“For whatever reason when I came here everybody started calling me Future. Everyone in the states calls me Future, it’s pretty much what I am known by. In fact, if it wasn’t for Facebook I don’t know if they’d know my other name.
Transilient: Did you come up with that name for yourself?
Future: No, it was actually at the first Black Lives Matter convening in Detroit… okay, I have some moderately eclectic type pieces, some Battlestar Galactica type stuff, they just started calling me Future because of my clothes. It was very literal.
I act as the International Ambassador for Black Lives Matter. I do a lot of consulting work with a lot of different organizations. Essentially, looking at their culture and at policies to find out where they’re not inclusive of marginalized folks, racialized folks, and trans and non-binary people. I look at what those barriers are and how to remove them.
I’m a parent too and I love being a parent. Though, parenting is a trip y'all. I am not going to make any assumptions but any time I’ve ever met anyone who’s not considered normative or has had tensions in their lives or struggles, and one of the commonalities amongst us is providing the type of parenthood that you wished you had. You are mourning and celebrating simultaneously, it’s a trip. Both Patrisse and I, are different, but grew up very poor. I grew in foster care, group homes, and in women’s shelters. It’s weird to know that this person is going to have a very different life than I had.
Transilient: You’re super busy with educating, activism, theorizing, and parenting. Do you have a self-care regimen?
Future: Have y’all read this article by Melissa Harris Perry that just came out? It’s really provocative and shook a lot of folks up. She talks about squad care versus self-care.
She’s basically saying that the idea that we are all responsible to and for each other in a particular way can go further than self-care. She says squad care is anti-capitalist inherently and keeps more people a float including elders.
My relationship to it theoretically is that self-care is a useful tool in squad care.
There are times that you need to take a moment to figure out who you are.
The best argument for self-care is the one bell hooks presented.
That the premise of self-care according to bell hooks and the focus of it is about self-actualization. It’s not about bubble baths and streaming and I do those things too. Buzzfeed just did a thing was like, “How much are you streaming?” I was like… “Too much, too much, too much!”

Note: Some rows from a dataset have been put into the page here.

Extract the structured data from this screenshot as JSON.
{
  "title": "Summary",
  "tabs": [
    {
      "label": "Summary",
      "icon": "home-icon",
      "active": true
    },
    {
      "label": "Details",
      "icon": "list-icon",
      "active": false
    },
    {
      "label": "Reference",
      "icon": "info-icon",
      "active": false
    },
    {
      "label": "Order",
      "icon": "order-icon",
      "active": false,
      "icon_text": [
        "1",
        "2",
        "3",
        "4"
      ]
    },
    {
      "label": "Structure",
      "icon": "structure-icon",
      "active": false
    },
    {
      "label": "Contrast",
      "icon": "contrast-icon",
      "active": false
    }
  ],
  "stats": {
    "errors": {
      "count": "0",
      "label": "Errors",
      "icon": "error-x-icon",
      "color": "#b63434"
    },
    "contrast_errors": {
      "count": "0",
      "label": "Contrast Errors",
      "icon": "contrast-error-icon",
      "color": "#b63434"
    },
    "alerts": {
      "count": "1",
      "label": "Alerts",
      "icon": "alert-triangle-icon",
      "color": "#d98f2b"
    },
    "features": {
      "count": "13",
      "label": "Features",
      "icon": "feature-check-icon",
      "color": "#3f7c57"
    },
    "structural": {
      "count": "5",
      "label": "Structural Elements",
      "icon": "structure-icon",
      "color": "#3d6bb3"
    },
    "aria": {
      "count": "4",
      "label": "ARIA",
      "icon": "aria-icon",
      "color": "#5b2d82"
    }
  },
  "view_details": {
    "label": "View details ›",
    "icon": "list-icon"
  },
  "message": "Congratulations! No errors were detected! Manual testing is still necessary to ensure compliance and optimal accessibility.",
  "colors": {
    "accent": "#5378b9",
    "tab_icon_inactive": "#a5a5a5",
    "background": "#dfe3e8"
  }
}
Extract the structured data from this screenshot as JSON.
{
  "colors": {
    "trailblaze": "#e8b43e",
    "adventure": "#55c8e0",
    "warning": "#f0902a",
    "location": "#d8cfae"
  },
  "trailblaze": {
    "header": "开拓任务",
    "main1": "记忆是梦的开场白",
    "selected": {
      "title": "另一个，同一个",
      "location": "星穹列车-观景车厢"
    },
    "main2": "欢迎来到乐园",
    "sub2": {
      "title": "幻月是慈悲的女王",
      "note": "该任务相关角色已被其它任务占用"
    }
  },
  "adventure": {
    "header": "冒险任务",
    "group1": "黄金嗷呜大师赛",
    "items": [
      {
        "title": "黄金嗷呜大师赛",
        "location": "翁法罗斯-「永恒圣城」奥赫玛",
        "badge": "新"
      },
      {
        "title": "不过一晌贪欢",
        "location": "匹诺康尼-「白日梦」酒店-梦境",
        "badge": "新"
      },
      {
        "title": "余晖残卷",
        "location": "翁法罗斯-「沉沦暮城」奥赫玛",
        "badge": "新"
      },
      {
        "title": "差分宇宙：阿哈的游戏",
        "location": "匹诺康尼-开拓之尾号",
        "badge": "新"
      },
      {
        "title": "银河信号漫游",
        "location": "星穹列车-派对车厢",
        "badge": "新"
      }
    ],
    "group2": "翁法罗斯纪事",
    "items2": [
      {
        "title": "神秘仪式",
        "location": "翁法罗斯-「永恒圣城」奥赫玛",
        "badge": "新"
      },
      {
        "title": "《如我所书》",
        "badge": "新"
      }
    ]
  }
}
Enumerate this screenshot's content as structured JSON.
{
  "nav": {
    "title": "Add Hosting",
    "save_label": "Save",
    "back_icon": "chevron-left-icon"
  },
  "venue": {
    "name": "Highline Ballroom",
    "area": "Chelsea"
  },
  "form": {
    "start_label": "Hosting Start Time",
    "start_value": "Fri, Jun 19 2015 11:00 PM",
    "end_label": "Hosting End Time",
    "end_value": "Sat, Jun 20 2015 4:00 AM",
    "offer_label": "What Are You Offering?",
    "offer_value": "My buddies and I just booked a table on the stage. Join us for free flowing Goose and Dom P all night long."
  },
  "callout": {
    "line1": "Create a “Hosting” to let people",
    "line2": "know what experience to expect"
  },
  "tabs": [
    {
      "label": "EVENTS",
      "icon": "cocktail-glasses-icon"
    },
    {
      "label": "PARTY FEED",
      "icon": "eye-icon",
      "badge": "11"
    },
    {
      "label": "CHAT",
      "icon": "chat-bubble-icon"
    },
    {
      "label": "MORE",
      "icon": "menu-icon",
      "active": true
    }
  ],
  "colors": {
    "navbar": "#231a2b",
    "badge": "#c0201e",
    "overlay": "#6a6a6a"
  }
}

One has to question who the article was really written for because who’s like, “leg warmers!, granola! , and yoga! ” but if it is you, that’s your thing, then that’s what’s up.
I do like the idea of rigorous self-care. Your self-care should be about healing. Healing your trauma. It looks like the process of self-actualization. So, I started to ask folks, “Do you know yourself more after your self-care practice?”
That’s my relationship to it now.
What it looked like in practice for me, I am boxer, it was going to the gym and hitting the bag and that gets my head well and gets my head right. I found out recently that I am actually a domestic. You know this whole thing with me, “Let me get you some wedges of lemon and lime for your water.” I made donuts last night for Patrisse’s nieces, from scratch and Patrisse is frying up some now for y'all if you want them. You feel me? That’s becoming a new self-care thing. I did not know about that stuff and this part of me. Self-care is trying out new things. It’s a chemistry I can understand. Cooking is a chemistry I understand. It’s about providing it for a larger group of people."